The 7.2-magnitude earthquake that struck the south of Haiti on 14 August 2021 is reminiscent of the devastating event of similar magnitude on 12 January 2010, which caused tens of thousands of deaths in the Léogâne – Port-au-Prince region and had severe economic consequences. The recent earthquake has led to significant loss of life and major damage, and was felt throughout the country as well as in the Dominican Republic and Cuba. It was recorded by Ayiti-Seismes, a citizen seismological network. The recorded data has been used for initial analysis by researchers at LMI CARIBACT.

LMI CARIBACT is an international joint laboratory financed by IRD. It is a partnership project between the URGéo laboratory of the Faculty of Sciences of the State University of Haiti and the French laboratory Géoazur (University and Observatory of the Côte d’Azur, CNRS, IRD).

Currently available data indicates that the epicentre of the main shock was in the southern province of Nippes, around 10 km east of Baradères and 20 km southwest of Anse à Veau.

The epicentre of the earthquake on 14 August 2021 was located in a region with particularly high seismic activity in Haiti's southern peninsula. The Anse à Veau region was previously hit by a strong earthquake on 8 April 1860 and then again on 27 October 1952, when another earthquake caused the death of at least six people and significant material damage. This quake was followed by an aftershock of magnitude 5.7 on 25 January 1953. The same region was also hit by a smaller seismic crisis in September and October 2015.

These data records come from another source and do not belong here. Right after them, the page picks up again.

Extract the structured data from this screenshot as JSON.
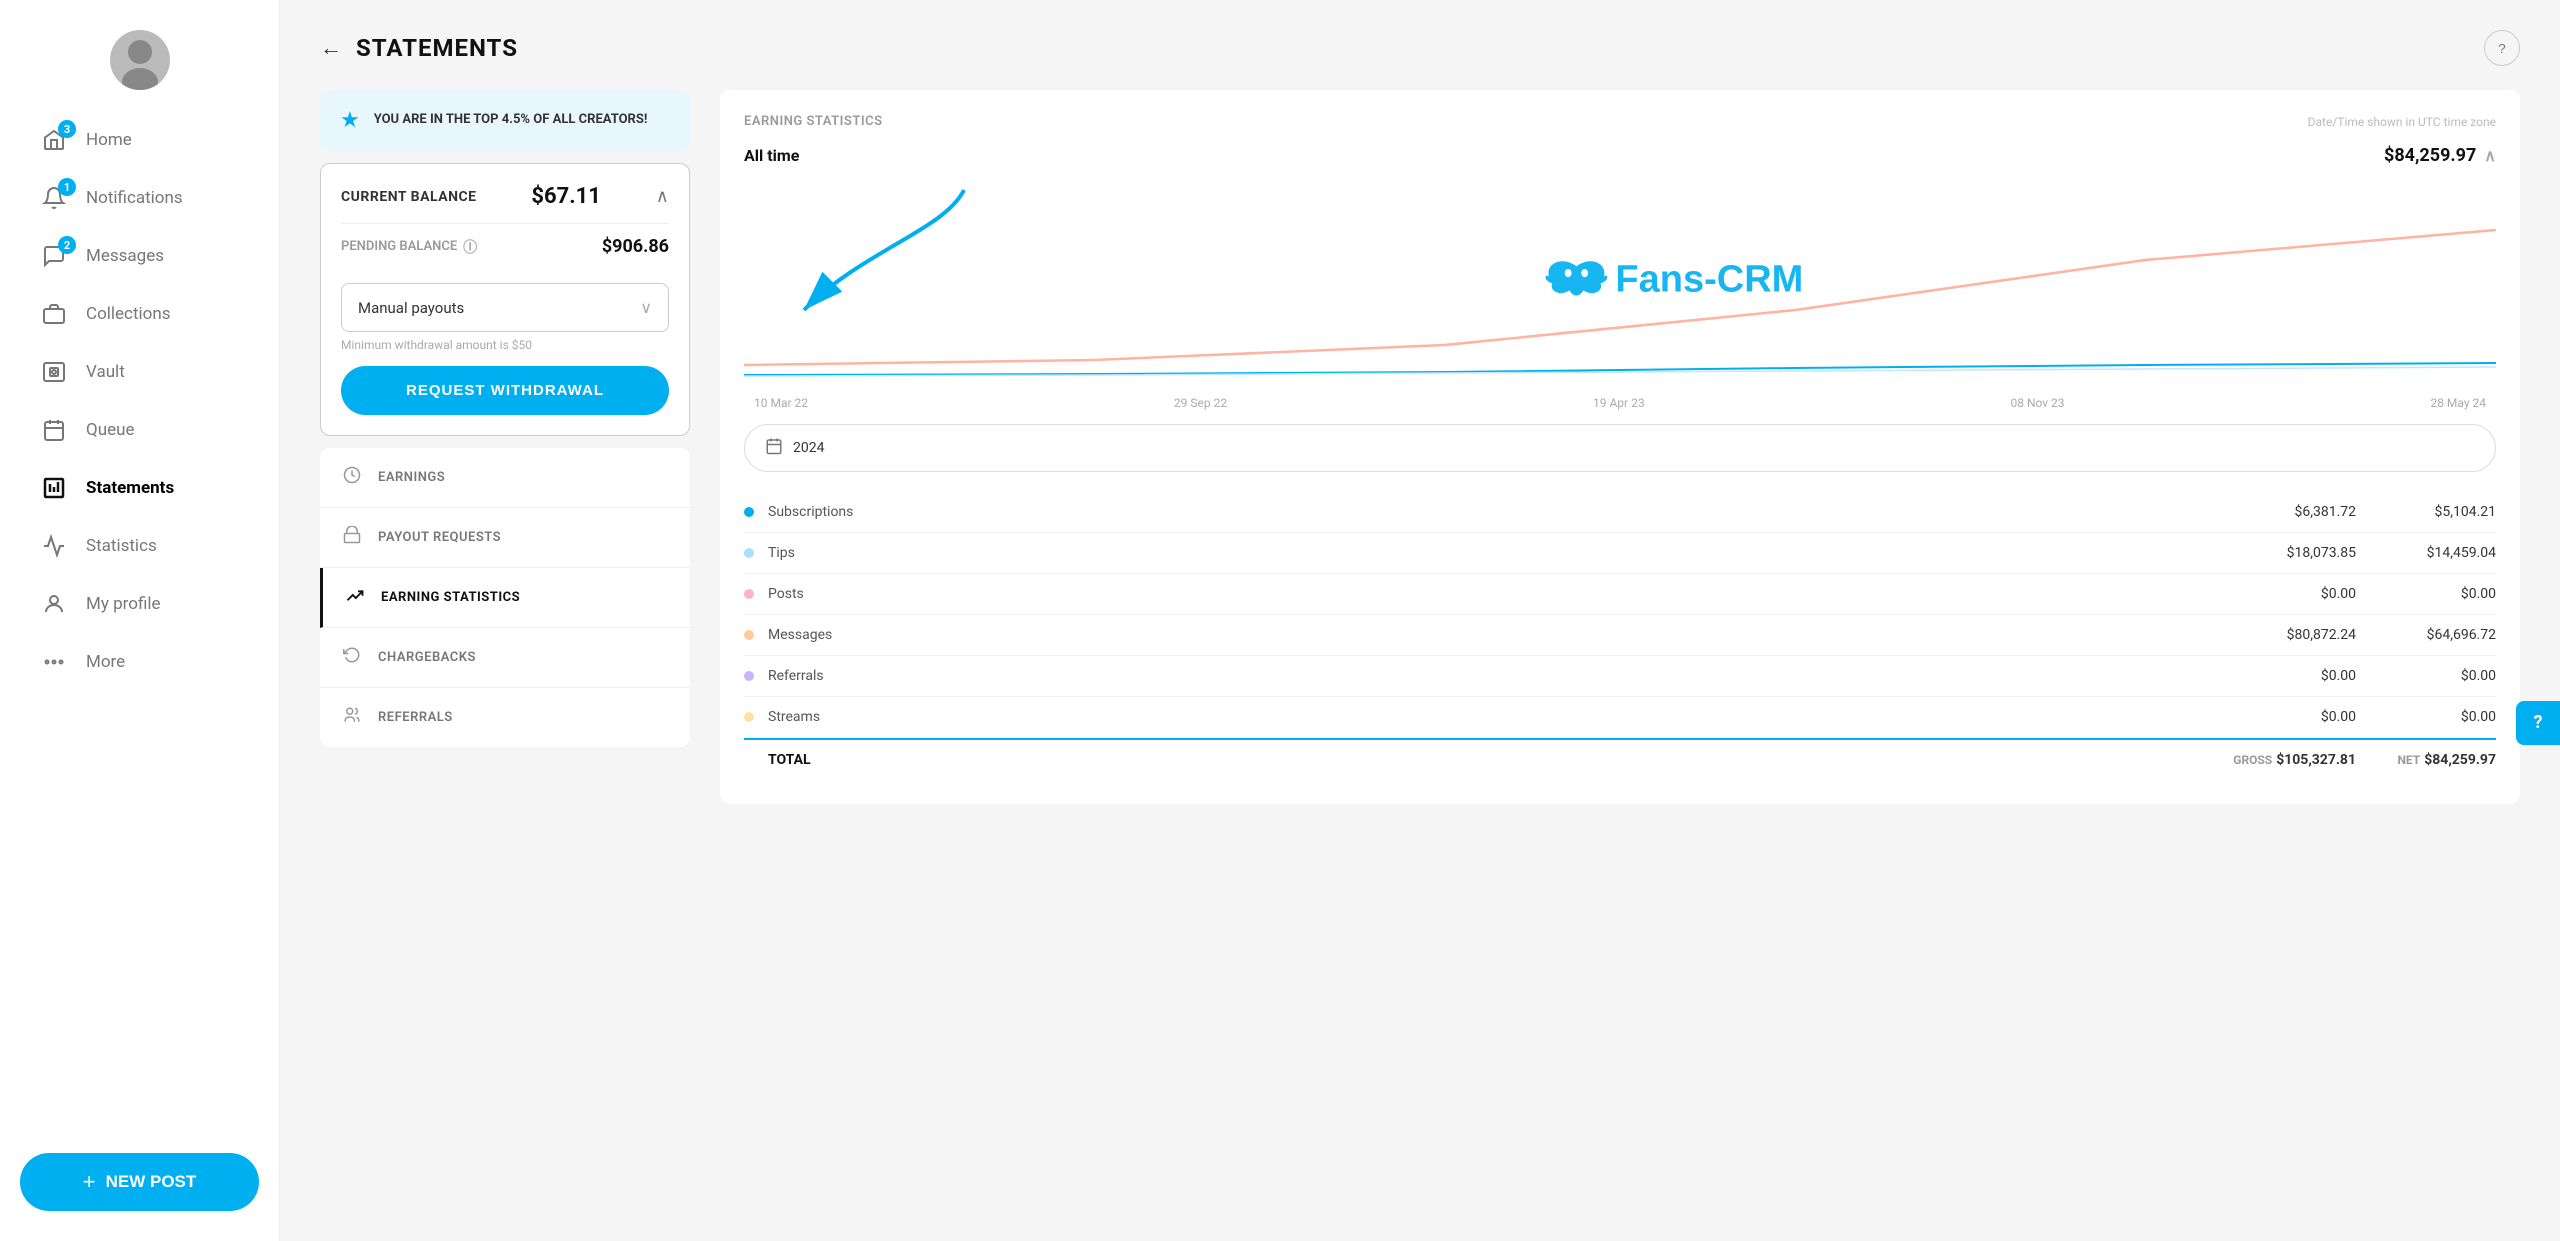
{
  "sidebar": {
    "avatar_emoji": "🧑",
    "nav_items": [
      {
        "id": "home",
        "label": "Home",
        "icon": "🏠",
        "badge": 3
      },
      {
        "id": "notifications",
        "label": "Notifications",
        "icon": "🔔",
        "badge": 1
      },
      {
        "id": "messages",
        "label": "Messages",
        "icon": "💬",
        "badge": 2
      },
      {
        "id": "collections",
        "label": "Collections",
        "icon": "👥",
        "badge": null
      },
      {
        "id": "vault",
        "label": "Vault",
        "icon": "🖼️",
        "badge": null
      },
      {
        "id": "queue",
        "label": "Queue",
        "icon": "📅",
        "badge": null
      },
      {
        "id": "statements",
        "label": "Statements",
        "icon": "📊",
        "badge": null,
        "active": true
      },
      {
        "id": "statistics",
        "label": "Statistics",
        "icon": "📈",
        "badge": null
      },
      {
        "id": "myprofile",
        "label": "My profile",
        "icon": "👤",
        "badge": null
      },
      {
        "id": "more",
        "label": "More",
        "icon": "···",
        "badge": null
      }
    ],
    "new_post_label": "NEW POST"
  },
  "header": {
    "back_label": "←",
    "title": "STATEMENTS",
    "help_icon": "?"
  },
  "top_creator": {
    "text": "YOU ARE IN THE TOP 4.5% OF ALL CREATORS!"
  },
  "balance": {
    "current_label": "CURRENT BALANCE",
    "current_amount": "$67.11",
    "pending_label": "PENDING BALANCE",
    "pending_amount": "$906.86",
    "payout_method": "Manual payouts",
    "min_withdrawal": "Minimum withdrawal amount is $50",
    "request_btn": "REQUEST WITHDRAWAL"
  },
  "sections": [
    {
      "id": "earnings",
      "label": "EARNINGS",
      "icon": "💰"
    },
    {
      "id": "payout-requests",
      "label": "PAYOUT REQUESTS",
      "icon": "🏛️"
    },
    {
      "id": "earning-statistics",
      "label": "EARNING STATISTICS",
      "icon": "📈",
      "active": true
    },
    {
      "id": "chargebacks",
      "label": "CHARGEBACKS",
      "icon": "↩️"
    },
    {
      "id": "referrals",
      "label": "REFERRALS",
      "icon": "👥"
    }
  ],
  "earning_statistics": {
    "title": "EARNING STATISTICS",
    "utc_note": "Date/Time shown in UTC time zone",
    "time_filter": "All time",
    "total_display": "$84,259.97",
    "chart_dates": [
      "10 Mar 22",
      "29 Sep 22",
      "19 Apr 23",
      "08 Nov 23",
      "28 May 24"
    ],
    "date_picker_value": "2024",
    "stats_rows": [
      {
        "id": "subscriptions",
        "label": "Subscriptions",
        "color": "#00aff0",
        "gross": "$6,381.72",
        "net": "$5,104.21"
      },
      {
        "id": "tips",
        "label": "Tips",
        "color": "#aaddff",
        "gross": "$18,073.85",
        "net": "$14,459.04"
      },
      {
        "id": "posts",
        "label": "Posts",
        "color": "#ffb3c6",
        "gross": "$0.00",
        "net": "$0.00"
      },
      {
        "id": "messages",
        "label": "Messages",
        "color": "#ffcc99",
        "gross": "$80,872.24",
        "net": "$64,696.72"
      },
      {
        "id": "referrals",
        "label": "Referrals",
        "color": "#c9b3ff",
        "gross": "$0.00",
        "net": "$0.00"
      },
      {
        "id": "streams",
        "label": "Streams",
        "color": "#ffe0a0",
        "gross": "$0.00",
        "net": "$0.00"
      }
    ],
    "total_row": {
      "label": "TOTAL",
      "gross_label": "GROSS",
      "gross": "$105,327.81",
      "net_label": "NET",
      "net": "$84,259.97"
    }
  },
  "floating_help": "?"
}
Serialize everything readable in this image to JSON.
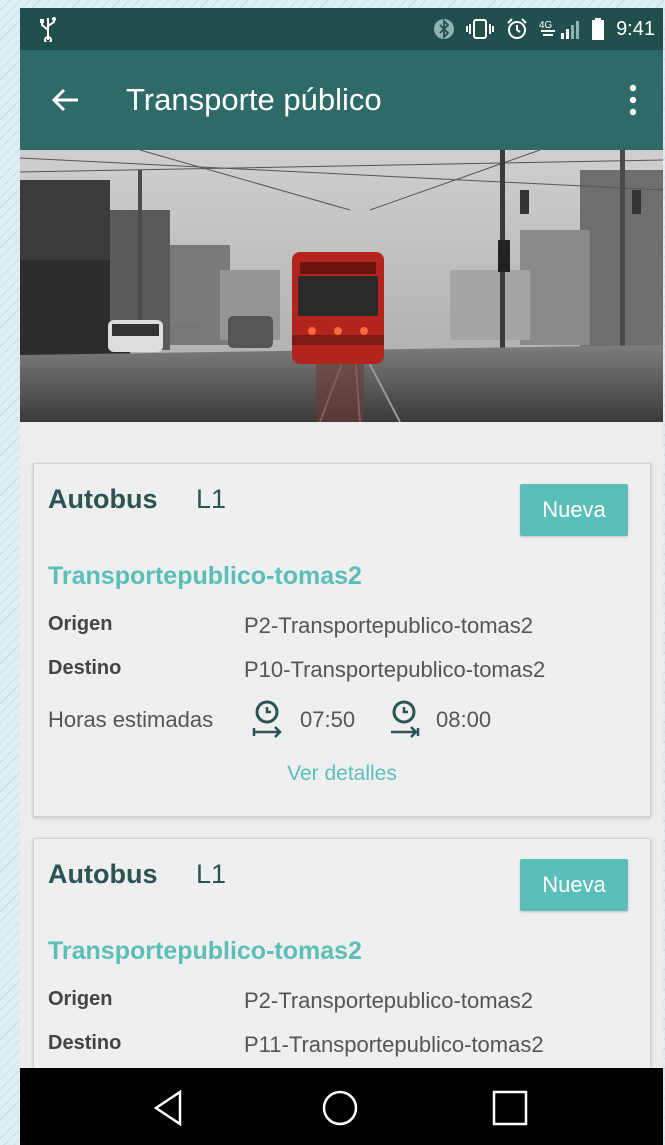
{
  "status_bar": {
    "time": "9:41",
    "icons": [
      "usb-icon",
      "bluetooth-icon",
      "vibrate-icon",
      "alarm-icon",
      "4g-signal-icon",
      "battery-icon"
    ]
  },
  "app_bar": {
    "title": "Transporte público",
    "back_icon": "arrow-back-icon",
    "menu_icon": "more-vert-icon"
  },
  "colors": {
    "status_bar": "#204f4d",
    "app_bar": "#2e6b68",
    "accent": "#5bbfb9",
    "card_title": "#2b5452"
  },
  "cards": [
    {
      "type": "Autobus",
      "line": "L1",
      "badge": "Nueva",
      "organization": "Transportepublico-tomas2",
      "origin_label": "Origen",
      "origin": "P2-Transportepublico-tomas2",
      "destination_label": "Destino",
      "destination": "P10-Transportepublico-tomas2",
      "times_label": "Horas estimadas",
      "departure": "07:50",
      "arrival": "08:00",
      "details_link": "Ver detalles"
    },
    {
      "type": "Autobus",
      "line": "L1",
      "badge": "Nueva",
      "organization": "Transportepublico-tomas2",
      "origin_label": "Origen",
      "origin": "P2-Transportepublico-tomas2",
      "destination_label": "Destino",
      "destination": "P11-Transportepublico-tomas2"
    }
  ]
}
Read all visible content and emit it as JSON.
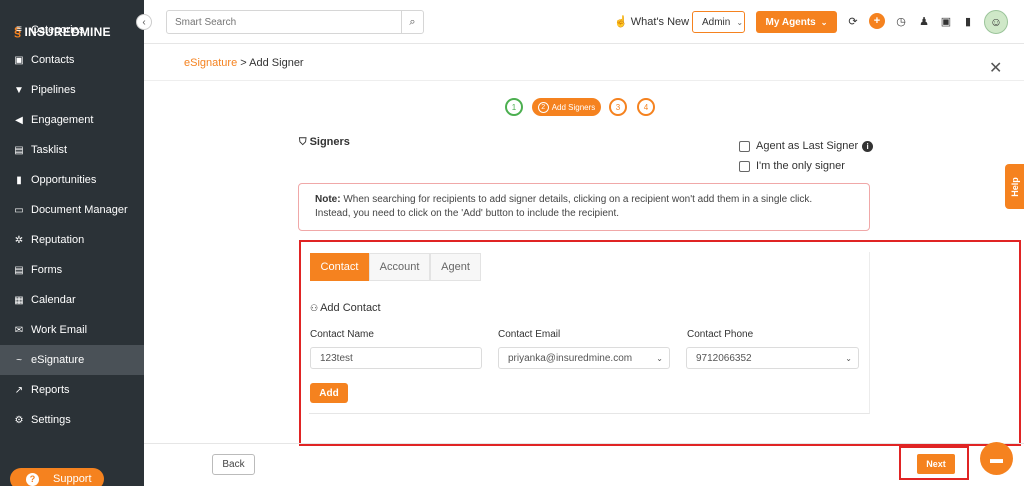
{
  "app": {
    "logo_text_bold": "INSUREDMINE",
    "accent_color": "#f5821f",
    "sidebar_color": "#2b3237"
  },
  "sidebar": {
    "items": [
      {
        "label": "Categories",
        "icon": "list-icon"
      },
      {
        "label": "Contacts",
        "icon": "contact-card-icon"
      },
      {
        "label": "Pipelines",
        "icon": "funnel-icon"
      },
      {
        "label": "Engagement",
        "icon": "megaphone-icon"
      },
      {
        "label": "Tasklist",
        "icon": "task-icon"
      },
      {
        "label": "Opportunities",
        "icon": "bar-chart-icon"
      },
      {
        "label": "Document Manager",
        "icon": "folder-icon"
      },
      {
        "label": "Reputation",
        "icon": "reputation-icon"
      },
      {
        "label": "Forms",
        "icon": "form-icon"
      },
      {
        "label": "Calendar",
        "icon": "calendar-icon"
      },
      {
        "label": "Work Email",
        "icon": "mail-icon"
      },
      {
        "label": "eSignature",
        "icon": "signature-icon",
        "active": true
      },
      {
        "label": "Reports",
        "icon": "line-chart-icon"
      },
      {
        "label": "Settings",
        "icon": "gear-icon"
      }
    ],
    "support_label": "Support"
  },
  "topbar": {
    "search_placeholder": "Smart Search",
    "whats_new": "What's New",
    "admin_label": "Admin",
    "my_agents_label": "My Agents"
  },
  "page": {
    "breadcrumb_link": "eSignature",
    "breadcrumb_sep": ">",
    "breadcrumb_current": "Add Signer"
  },
  "stepper": {
    "step1": "1",
    "step2_num": "2",
    "step2_label": "Add Signers",
    "step3": "3",
    "step4": "4"
  },
  "signers": {
    "title": "Signers",
    "agent_last_label": "Agent as Last Signer",
    "only_signer_label": "I'm the only signer",
    "note_bold": "Note:",
    "note_line1": "When searching for recipients to add signer details, clicking on a recipient won't add them in a single click.",
    "note_line2": "Instead, you need to click on the 'Add' button to include the recipient."
  },
  "form": {
    "tabs": [
      "Contact",
      "Account",
      "Agent"
    ],
    "active_tab": "Contact",
    "add_contact_label": "Add Contact",
    "name_label": "Contact Name",
    "name_value": "123test",
    "email_label": "Contact Email",
    "email_value": "priyanka@insuredmine.com",
    "phone_label": "Contact Phone",
    "phone_value": "9712066352",
    "add_button": "Add"
  },
  "footer": {
    "back_label": "Back",
    "next_label": "Next",
    "help_label": "Help"
  }
}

It is possible that the earthquake on 14 August originated on the Southern Peninsula Fault (also known as the Enriquillo - Plantain Garden Fault). LMI CARIBACT immediately launched field studies to determine and understand the origin of the earthquake and monitor its evolution, with an initial dispatch of seismometers and GPS stations to the epicentral zone. The data collected will also help understand the evolution of the current sequence of aftershocks. Studies will continue for several weeks, clarifying the level of seismic threat in this region and its evolution over time, and informing decision-makers on preventive seismic measures to be implemented to secure property and populations.

The initial scientific data obtained so far indicates that this was a shallow earthquake, probably located in the top 10 km of the Earth's crust with a mechanism combining north-south shortening and east-west strike-slip faulting, similar to that of 2010. The main seismic shock continues to be followed by aftershocks, some of which have reached magnitudes that may unfortunately cause further damage. The seismic sequence can be followed in real time at thanks to Ayiti-Seismes citizen seismological stations.

Developed as part of the S2RHAI project (, the Ayiti-Séismes citizen seismological network is funded by the "Natural Risks” programme of the CNRS and the IRD, with contributions from the Faculty of Sciences of the State University of Haiti, the Haiti Bureau of Mines and Energy, the University and Observatory of Côte d’Azur, the Euro-Mediterranean Seismological Centre, the École normale supérieure and the Interreg Caraïbes PREST project.

LMI contacts: Eric Calais ( and Dominique Boisson (